Mike St. Marie retired from the Correctional Service of Canada in 2009 after 35 years of service. St. Marie worked in six of the eight institutions in the region, spending 1981 to 1986 at Kingston Penitentiary. He returned this year to help lead and guide tours.
On duty in the prison as a station guide, St. Marie greets visitors as they file into the “dome,” the command centre located in the middle of the cell blocks. “You’re now in the belly of the beast,” he says, his voice echoing off the limestone and concrete walls.
His entertaining and well-rehearsed stories include sharing terminology unique to prison life.
“’Work-up’ meant inmates had to get to work. ‘Jug-up’ meant it was time for them to eat.
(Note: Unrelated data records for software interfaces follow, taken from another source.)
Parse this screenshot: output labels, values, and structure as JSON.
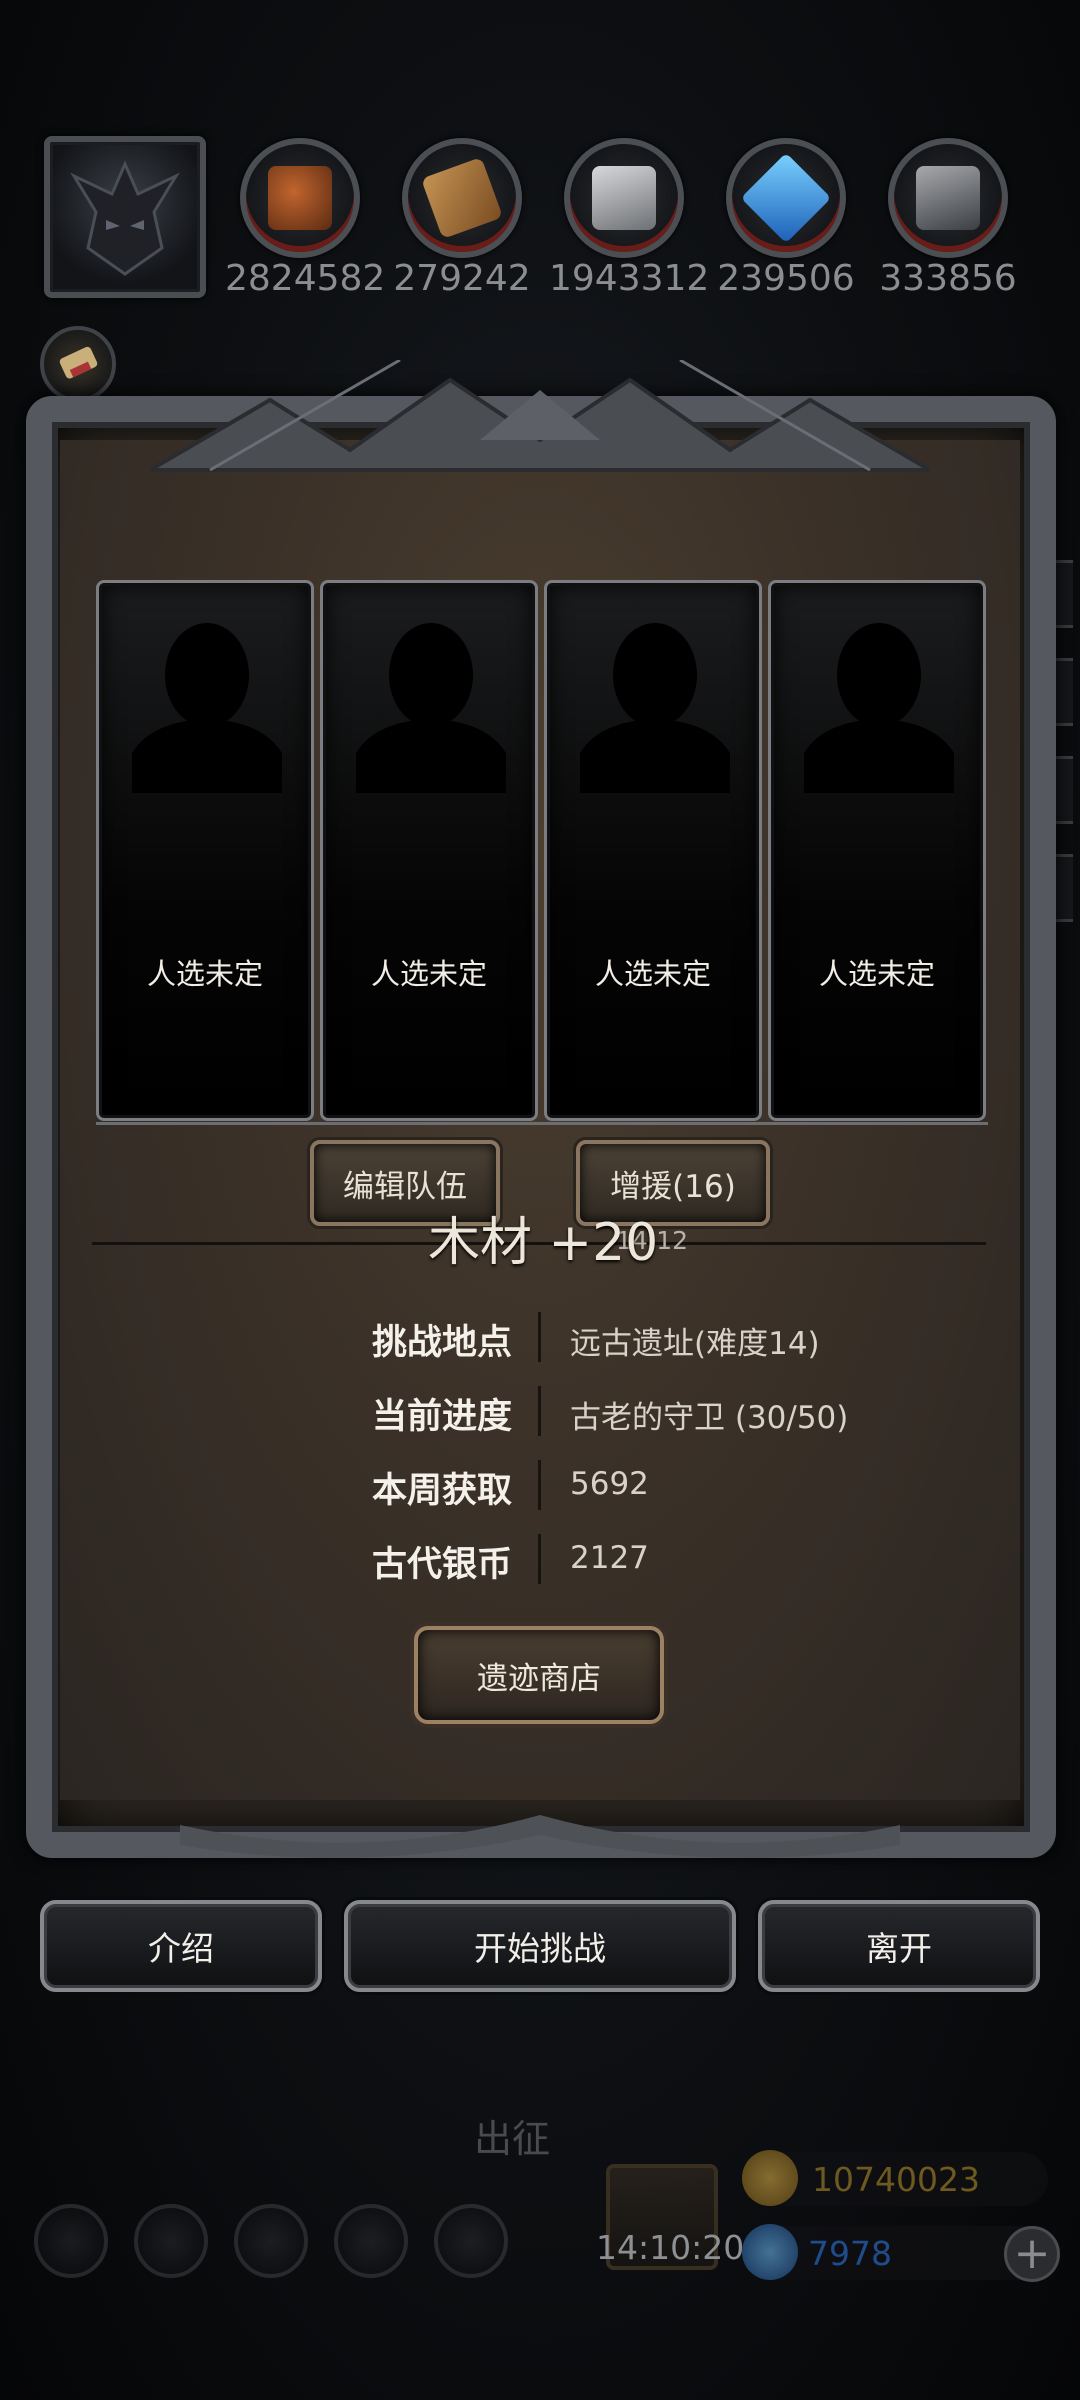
{
  "resources": [
    {
      "icon": "meat-icon",
      "value": "2824582"
    },
    {
      "icon": "wood-icon",
      "value": "279242"
    },
    {
      "icon": "iron-icon",
      "value": "1943312"
    },
    {
      "icon": "crystal-icon",
      "value": "239506"
    },
    {
      "icon": "steel-icon",
      "value": "333856"
    }
  ],
  "team_slots": [
    {
      "label": "人选未定"
    },
    {
      "label": "人选未定"
    },
    {
      "label": "人选未定"
    },
    {
      "label": "人选未定"
    }
  ],
  "team_buttons": {
    "edit_team": "编辑队伍",
    "reinforce": "增援(16)"
  },
  "floating_text": "木材 +20",
  "timer_overlay": "14:12",
  "info": [
    {
      "key": "挑战地点",
      "value": "远古遗址(难度14)"
    },
    {
      "key": "当前进度",
      "value": "古老的守卫 (30/50)"
    },
    {
      "key": "本周获取",
      "value": "5692"
    },
    {
      "key": "古代银币",
      "value": "2127"
    }
  ],
  "shop_button": "遗迹商店",
  "actions": {
    "intro": "介绍",
    "start": "开始挑战",
    "leave": "离开"
  },
  "background": {
    "dispatch_label": "出征",
    "gift_timer": "14:10:20",
    "gold": "10740023",
    "gems": "7978"
  },
  "colors": {
    "gold_text": "#6e5a1e",
    "gem_text": "#1f4d8c",
    "panel_brown": "#3b3128"
  }
}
Everything had ‘up’ added to it. I don’t know where it came from, that’s just the way it was,” St. Marie says.
St. Marie also volunteers at Canada’s Penitentiary Museum located across the street from Kingston Penitentiary at 555 King St. W. He says that this year the Penitentiary Museum is busier than ever. Often more than 1,000 people visiting a day – four times the number of people who usually tour the museum.
The retired corrections officer says being at Kingston Penitentiary again “just feels different.”
“When I’m in the dome and no one is here, it’s eerie. It’s quiet. It wasn’t like that when I was here.”